Prayer is an important part of Mormonism. Mormons are encouraged to have personal prayer every morning and night, before meals, etc., and we pretty much say a prayer before we start (or finish) any Mormon gathering.

I believe strongly in the power of prayer, and that mortal people can develop a genuine relationship with the Divine through prayer and quiet meditation. I worry, however, that Mormons and other religious people tend to give too much credit (or blame) to God because we expect too much intervention from Him.



Prayer for Intervention:

I think that we tend to look at God the way that my two-year-old son currently looks at me: as an All-Powerful, Perfect Being who has our best interests at heart. As such, it makes sense to expect Him to give us good things when we ask for them. Further, a natural consequence of religion is often a belief that every event--good or bad, monumental or mundane, to us or to others--happens because God made it happen.

Granted, I am neither perfect nor omnipotent by any measure. That does not stop my son from asking me to make impossible things happen. For example, he likes to see this monument whenever we are in downtown Pullman.


He knows when we get close, and often asks for it. Whether I want to oblige or not, he usually gets to see it as we drive by.

The potential problem arises when we are downtown, but not in Pullman (downtown Seattle, for example). As much as he thinks we are near the monument, and as fervently and sincerely and repeatedly as he asks, I cannot drive by the Cougar when we are 4-5 hours away.

I believe that 1) even God is bound by Eternal Laws of some sort, and
                   2) if God does intervene, it is not to give us what we want but what we need.



Prayer for Knowledge:

Contrary to Mormon tradition, before getting married I never prayed to know if my then-girlfriend, now-wife Kira was the right one for me.

     I liked her.
         I wanted to be with her forever.
               I wanted to take care of her and protect her.
                    I wanted to share a family with her.
                         I was willing to do whatever is necessary to make our relationship work.
  So I proposed.

I believe that we have the Gospel of Jesus Christ, which gives us instructions for what type of decisions will bring us the most happiness. We should be grateful for that, yes?

But I also believe that God wants us (at least many of us) to take more responsibility for our own lives.

We do not need direction or confirmation for every decision that we make (even the big ones). Part of learning to be a productive, happy person is learning how to make decisions that will ultimately generate the outcomes that we want.
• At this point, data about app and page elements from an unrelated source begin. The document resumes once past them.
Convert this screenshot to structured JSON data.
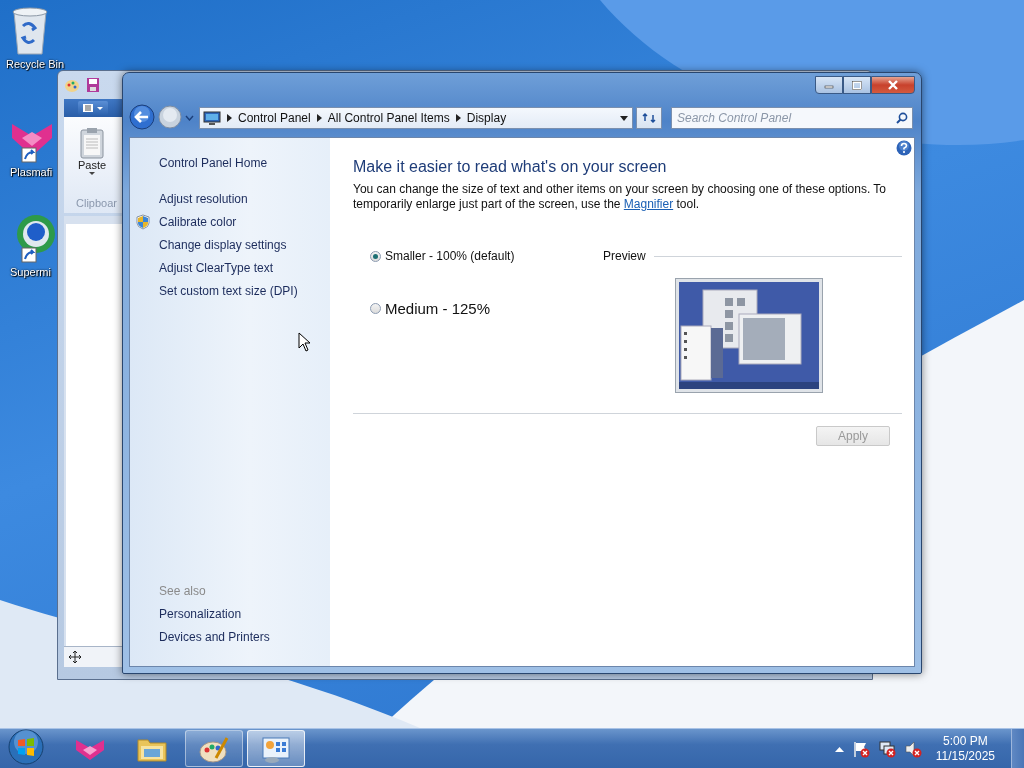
{
  "desktop_icons": [
    {
      "kind": "recycle-bin",
      "label": "Recycle Bin"
    },
    {
      "kind": "plasma",
      "label": "Plasmafi"
    },
    {
      "kind": "globe",
      "label": "Supermi"
    }
  ],
  "background_window": {
    "paste_label": "Paste",
    "group_label": "Clipboar"
  },
  "window": {
    "breadcrumb": [
      "Control Panel",
      "All Control Panel Items",
      "Display"
    ],
    "search": {
      "placeholder": "Search Control Panel"
    },
    "sidebar": {
      "home": "Control Panel Home",
      "tasks": [
        {
          "label": "Adjust resolution",
          "shield": false
        },
        {
          "label": "Calibrate color",
          "shield": true
        },
        {
          "label": "Change display settings",
          "shield": false
        },
        {
          "label": "Adjust ClearType text",
          "shield": false
        },
        {
          "label": "Set custom text size (DPI)",
          "shield": false
        }
      ],
      "see_also": {
        "heading": "See also",
        "items": [
          "Personalization",
          "Devices and Printers"
        ]
      }
    },
    "content": {
      "heading": "Make it easier to read what's on your screen",
      "description": {
        "before": "You can change the size of text and other items on your screen by choosing one of these options. To temporarily enlarge just part of the screen, use the ",
        "link": "Magnifier",
        "after": " tool."
      },
      "options": [
        {
          "label": "Smaller - 100% (default)",
          "kind": "small",
          "selected": true
        },
        {
          "label": "Medium - 125%",
          "kind": "medium",
          "selected": false
        }
      ],
      "preview_label": "Preview",
      "apply_button": {
        "label": "Apply",
        "disabled": true
      }
    }
  },
  "taskbar": {
    "apps": [
      {
        "kind": "plasma",
        "running": false,
        "selected": false
      },
      {
        "kind": "folder",
        "running": false,
        "selected": false
      },
      {
        "kind": "paint",
        "running": true,
        "selected": false
      },
      {
        "kind": "display",
        "running": true,
        "selected": true
      }
    ],
    "tray": {
      "time": "5:00 PM",
      "date": "11/15/2025"
    }
  }
}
That is, part of being happy is having and accepting control over our own life.

I now turn the time over to Soul Pancake:


Wednesday, July 31, 2013